“Data is the starting point of CX. Measure the customer experience while listening to the voice of the customer, and then build on this with research” – Arthur Borkwood, Head of Customer Development for the Toronto Transit Commission

Customer experience is top priority of the Toronto Transit Commission, the third largest public transit system in North America, after New York and Mexico City, with 570 million journeys annually. Arthur Borkwood, Head of Customer Development for the Toronto Transit Commission told The Strategy Institute conference delegates that, “Data is the starting point of CX. Measure the customer experience while listening to the voice of the customer, and then build on this with research. Defining the right operational key performance indicators (KPIs) related to satisfaction is the critical success factor.”

“Customer experience is the new differentiator in a competitive economy,” noted Lauren Kindzierski, VP of Solutions and Capabilities at HGS (Hinduja Global Solutions). She reflected that, “Digital interaction accounts for over 35 percent of customer interactions. Experiences are not logical, they are emotional. To create a better customer experience, improve the emotional connection. Measure what they think, why they choose and how they feel along with the amount of effort required on their part to get the message or the value from the brand.”

Customer experience requires that the brand listens, while acting on needs and desires. Unified customer experience is “saying and doing.”

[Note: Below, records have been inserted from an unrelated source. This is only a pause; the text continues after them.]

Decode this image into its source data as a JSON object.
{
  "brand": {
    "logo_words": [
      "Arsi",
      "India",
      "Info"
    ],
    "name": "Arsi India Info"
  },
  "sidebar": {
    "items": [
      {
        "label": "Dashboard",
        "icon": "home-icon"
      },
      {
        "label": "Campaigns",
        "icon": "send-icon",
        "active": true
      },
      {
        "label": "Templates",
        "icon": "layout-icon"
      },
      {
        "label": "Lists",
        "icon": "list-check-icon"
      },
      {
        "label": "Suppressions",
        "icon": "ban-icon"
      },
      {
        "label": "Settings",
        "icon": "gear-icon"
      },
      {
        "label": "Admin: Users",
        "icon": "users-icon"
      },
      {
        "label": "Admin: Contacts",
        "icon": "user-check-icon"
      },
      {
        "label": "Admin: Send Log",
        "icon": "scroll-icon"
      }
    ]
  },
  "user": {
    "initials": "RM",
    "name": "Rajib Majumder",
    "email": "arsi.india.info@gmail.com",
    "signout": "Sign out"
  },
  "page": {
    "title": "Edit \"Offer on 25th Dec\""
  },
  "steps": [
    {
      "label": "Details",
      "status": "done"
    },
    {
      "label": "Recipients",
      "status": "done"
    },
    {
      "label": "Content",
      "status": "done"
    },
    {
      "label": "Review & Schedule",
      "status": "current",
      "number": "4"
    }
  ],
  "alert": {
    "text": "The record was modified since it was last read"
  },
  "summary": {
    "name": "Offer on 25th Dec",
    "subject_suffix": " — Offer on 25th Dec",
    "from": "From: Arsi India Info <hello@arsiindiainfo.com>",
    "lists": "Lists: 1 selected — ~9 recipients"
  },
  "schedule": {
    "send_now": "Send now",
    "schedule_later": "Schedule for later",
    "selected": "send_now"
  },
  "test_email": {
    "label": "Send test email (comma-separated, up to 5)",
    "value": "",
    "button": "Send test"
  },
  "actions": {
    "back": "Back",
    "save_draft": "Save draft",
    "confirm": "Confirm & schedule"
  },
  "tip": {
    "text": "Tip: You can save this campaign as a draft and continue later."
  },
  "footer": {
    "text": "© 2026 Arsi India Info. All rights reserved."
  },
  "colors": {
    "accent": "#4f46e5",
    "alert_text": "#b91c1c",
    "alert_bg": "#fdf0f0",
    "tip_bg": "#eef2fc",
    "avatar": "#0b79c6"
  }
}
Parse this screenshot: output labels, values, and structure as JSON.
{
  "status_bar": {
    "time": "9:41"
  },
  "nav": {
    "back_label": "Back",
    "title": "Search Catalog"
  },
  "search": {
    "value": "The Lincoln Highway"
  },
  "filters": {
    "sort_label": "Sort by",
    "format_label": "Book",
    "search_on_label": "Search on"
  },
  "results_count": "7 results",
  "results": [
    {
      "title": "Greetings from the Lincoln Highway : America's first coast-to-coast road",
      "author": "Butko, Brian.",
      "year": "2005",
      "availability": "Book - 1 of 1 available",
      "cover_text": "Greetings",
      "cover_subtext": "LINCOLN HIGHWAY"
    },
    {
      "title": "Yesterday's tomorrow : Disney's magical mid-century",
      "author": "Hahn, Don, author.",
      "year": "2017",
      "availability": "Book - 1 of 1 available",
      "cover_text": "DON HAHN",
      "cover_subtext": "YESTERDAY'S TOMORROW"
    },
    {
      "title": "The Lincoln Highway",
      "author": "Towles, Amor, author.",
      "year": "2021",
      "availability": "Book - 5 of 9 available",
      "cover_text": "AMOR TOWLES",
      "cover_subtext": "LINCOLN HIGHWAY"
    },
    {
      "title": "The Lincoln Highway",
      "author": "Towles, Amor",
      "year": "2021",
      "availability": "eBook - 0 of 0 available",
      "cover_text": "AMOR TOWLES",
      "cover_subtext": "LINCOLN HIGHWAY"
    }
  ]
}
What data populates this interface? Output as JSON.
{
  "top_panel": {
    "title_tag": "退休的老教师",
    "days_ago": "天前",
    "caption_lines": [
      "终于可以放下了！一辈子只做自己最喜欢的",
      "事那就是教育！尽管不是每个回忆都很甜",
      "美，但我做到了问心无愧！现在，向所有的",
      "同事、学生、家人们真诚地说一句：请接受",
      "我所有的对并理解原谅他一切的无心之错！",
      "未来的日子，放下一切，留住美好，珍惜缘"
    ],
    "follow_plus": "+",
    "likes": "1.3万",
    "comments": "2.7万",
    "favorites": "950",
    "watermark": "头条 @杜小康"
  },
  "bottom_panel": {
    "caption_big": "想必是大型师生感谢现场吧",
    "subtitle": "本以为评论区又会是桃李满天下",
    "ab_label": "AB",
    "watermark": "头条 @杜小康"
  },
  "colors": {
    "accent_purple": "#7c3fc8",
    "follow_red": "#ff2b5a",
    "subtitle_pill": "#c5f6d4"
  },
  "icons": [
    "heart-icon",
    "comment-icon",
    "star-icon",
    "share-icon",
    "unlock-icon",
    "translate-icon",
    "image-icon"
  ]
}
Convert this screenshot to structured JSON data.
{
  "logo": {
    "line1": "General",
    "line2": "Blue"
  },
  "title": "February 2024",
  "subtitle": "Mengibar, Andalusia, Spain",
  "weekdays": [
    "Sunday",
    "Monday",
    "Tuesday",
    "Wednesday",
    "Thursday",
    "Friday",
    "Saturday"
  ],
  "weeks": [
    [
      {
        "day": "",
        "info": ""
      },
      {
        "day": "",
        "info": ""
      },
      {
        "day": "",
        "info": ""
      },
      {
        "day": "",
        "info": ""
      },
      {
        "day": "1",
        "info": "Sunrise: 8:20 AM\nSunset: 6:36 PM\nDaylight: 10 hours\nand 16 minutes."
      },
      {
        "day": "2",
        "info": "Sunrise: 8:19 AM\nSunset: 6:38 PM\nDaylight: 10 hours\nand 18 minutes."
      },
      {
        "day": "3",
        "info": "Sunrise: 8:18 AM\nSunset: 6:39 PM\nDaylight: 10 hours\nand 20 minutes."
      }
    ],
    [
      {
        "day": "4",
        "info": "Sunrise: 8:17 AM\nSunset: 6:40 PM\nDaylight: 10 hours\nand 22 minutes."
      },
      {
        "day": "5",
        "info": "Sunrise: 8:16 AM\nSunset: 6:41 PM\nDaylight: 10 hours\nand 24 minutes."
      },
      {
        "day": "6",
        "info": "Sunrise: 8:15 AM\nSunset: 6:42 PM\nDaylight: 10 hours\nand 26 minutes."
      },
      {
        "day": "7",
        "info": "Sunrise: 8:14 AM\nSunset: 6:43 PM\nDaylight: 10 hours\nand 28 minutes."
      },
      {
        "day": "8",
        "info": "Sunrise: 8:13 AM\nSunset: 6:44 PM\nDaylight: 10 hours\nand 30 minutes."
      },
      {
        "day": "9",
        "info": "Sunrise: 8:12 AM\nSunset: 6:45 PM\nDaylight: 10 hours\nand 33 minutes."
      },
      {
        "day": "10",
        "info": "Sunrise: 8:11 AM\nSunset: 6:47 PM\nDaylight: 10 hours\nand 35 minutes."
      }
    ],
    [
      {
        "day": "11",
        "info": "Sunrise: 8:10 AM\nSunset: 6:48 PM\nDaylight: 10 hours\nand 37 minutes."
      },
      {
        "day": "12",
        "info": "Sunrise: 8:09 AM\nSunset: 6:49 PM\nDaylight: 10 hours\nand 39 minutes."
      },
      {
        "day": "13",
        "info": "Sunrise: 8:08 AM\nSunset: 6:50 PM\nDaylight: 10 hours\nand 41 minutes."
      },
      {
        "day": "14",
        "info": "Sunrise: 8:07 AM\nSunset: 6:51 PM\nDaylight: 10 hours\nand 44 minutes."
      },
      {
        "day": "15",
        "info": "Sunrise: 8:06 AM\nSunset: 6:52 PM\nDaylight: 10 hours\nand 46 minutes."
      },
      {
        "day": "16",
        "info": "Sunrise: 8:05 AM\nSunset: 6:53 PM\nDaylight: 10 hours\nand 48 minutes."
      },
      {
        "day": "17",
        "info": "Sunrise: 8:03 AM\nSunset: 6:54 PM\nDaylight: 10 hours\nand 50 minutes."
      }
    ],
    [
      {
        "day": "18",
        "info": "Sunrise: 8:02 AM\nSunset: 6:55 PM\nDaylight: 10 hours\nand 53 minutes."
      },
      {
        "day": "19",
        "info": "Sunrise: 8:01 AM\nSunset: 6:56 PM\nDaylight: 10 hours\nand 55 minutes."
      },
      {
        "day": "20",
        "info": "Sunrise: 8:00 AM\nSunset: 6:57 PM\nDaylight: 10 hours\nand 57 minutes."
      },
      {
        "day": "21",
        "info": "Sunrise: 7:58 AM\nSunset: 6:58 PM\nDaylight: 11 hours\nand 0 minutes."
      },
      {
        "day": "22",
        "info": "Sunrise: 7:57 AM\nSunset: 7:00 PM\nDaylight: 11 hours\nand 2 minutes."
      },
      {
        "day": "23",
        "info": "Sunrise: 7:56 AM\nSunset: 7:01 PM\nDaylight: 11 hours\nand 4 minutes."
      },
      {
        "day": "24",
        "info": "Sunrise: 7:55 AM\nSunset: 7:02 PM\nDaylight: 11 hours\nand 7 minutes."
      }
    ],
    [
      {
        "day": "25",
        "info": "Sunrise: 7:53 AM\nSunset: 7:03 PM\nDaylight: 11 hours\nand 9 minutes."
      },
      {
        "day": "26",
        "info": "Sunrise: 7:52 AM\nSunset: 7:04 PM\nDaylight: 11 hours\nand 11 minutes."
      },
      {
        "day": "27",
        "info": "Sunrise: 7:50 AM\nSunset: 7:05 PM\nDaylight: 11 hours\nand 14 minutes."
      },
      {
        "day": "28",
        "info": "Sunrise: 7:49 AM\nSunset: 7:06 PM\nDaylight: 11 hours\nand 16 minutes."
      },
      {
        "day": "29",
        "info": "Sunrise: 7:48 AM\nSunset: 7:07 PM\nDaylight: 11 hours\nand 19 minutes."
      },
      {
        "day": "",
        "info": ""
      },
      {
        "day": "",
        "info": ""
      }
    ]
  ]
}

In a recent webinar sponsored by the International Trade Council that followed The Strategy Institute’s focus on customer experience, guest presenter Jean-Pierre Lacroix, President of Toronto-based Shikatani Lacroix Design said, “80 percent of buying decisions are made based on emotions.” He referenced their Re:Store study in which 53 percent of respondents said that experience drives loyalty. “For Millennials,” Lacroix noted, “online retailers are winning emotional equity over physical retailers. In-store discovery is a key element of physical retail success, and the immersive experience using digital can create a deeper emotional connection.”

Immersive is a better reality in retail, and platforms such as on-location dynamic digital media enable CX.

Augmented and virtual realities are emerging as the new reality of retail. Gaming is taking people into A/V reality and this will take retail applications forward. China’s Yihaodian has opened 1000 virtual stores with no physical real estate, and any Amazon shopper is aware of the power of experience and analytics-based selling. Although Lacroix warns, “It’s about the experience and not the technology, which will continue to evolve even as the lines between design disciplines are blurring.”
Photo: © Jason Paris